Three Men in a Boat, published in 1889, is a humorous account by Jerome K. Jerome of a boating holiday on the Thames between Kingston and Oxford. The book was initially intended to be a serious travel guide, with accounts of local history along the route, but the humorous elements took over to the point where the serious and somewhat sentimental passages seem a distraction to the comic novel. One of the most praised things about Three Men in a Boat is how undated it appears to modern readers - the jokes seem fresh and witty even today. The three men are based on Jerome himself (the narrator J.) and two real-life friends, George Wingrave (who went on to become a senior manager in Barclays Bank) and Carl Hentschel (the founder of a London printing business, called Harris in the book), with whom he often took boating trips. The dog, Montmorency, is entirely fictional but, "as Jerome admits, developed out of that area of inner consciousness which, in all Englishmen, contains an element of the dog." The trip is a typical boating holiday of the time in a Thames camping skiff. This was just after commercial boat traffic on the Upper Thames had died out, replaced by the 1880s craze for boating as a leisure activity.

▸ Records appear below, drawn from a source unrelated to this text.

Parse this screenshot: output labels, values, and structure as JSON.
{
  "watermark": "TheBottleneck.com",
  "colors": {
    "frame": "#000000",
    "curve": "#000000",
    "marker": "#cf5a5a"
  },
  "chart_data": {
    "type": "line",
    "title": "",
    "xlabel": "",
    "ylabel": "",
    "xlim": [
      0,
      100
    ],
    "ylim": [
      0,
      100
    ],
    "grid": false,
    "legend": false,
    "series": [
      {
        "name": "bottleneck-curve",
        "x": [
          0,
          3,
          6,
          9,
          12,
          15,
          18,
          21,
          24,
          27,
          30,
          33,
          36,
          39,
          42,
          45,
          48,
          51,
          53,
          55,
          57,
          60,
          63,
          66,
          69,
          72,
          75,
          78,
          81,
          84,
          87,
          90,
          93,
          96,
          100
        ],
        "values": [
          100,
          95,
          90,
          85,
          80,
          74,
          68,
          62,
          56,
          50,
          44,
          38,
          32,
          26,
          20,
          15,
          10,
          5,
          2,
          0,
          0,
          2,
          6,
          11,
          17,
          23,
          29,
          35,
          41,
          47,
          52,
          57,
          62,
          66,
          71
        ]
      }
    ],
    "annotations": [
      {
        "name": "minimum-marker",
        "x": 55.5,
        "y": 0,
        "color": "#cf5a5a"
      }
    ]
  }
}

Not so long ago, men were men. They spent their Sunday afternoons building things with their bare hands, they didn't pay someone else to change their oil, and they certainly didn't sip anything that was pink in colour, expensive and came in a cocktail glass. Then the modern world happened and, somehow, man was redefined...smoothed over...watered down. He became 1/10th man and 9/10th Calvin Klein Obsession cologne. Prowess was no longer about making the perfect jump shot, it was about Prada and prosecco. You can't blame men entirely; after all, "guy knowledge" isn't imprinted on the Y chromosome. Of course, neither is self-respect when you have to pay someone else to change your flat tire while you and your date stand on the side of the road. "How to Back Up a Trailer" is "real-guy-reference-guide" to over 100 skills every man should know or possess. AUTHOR: Kurt Anderson is a man's man who knows how to get it done. A monthly columnist for Family Handyman and regular contributor to Outdoor Life, Mr. Anderson knows how to handle himself in and outside the home. When he's not building a house from scratch, you can find him riding (and repairing) his motorcycle, fishing, hunting, canoeing, and fixing things he's managed to foul up.
Marine Trader Articles
Marine Trader Books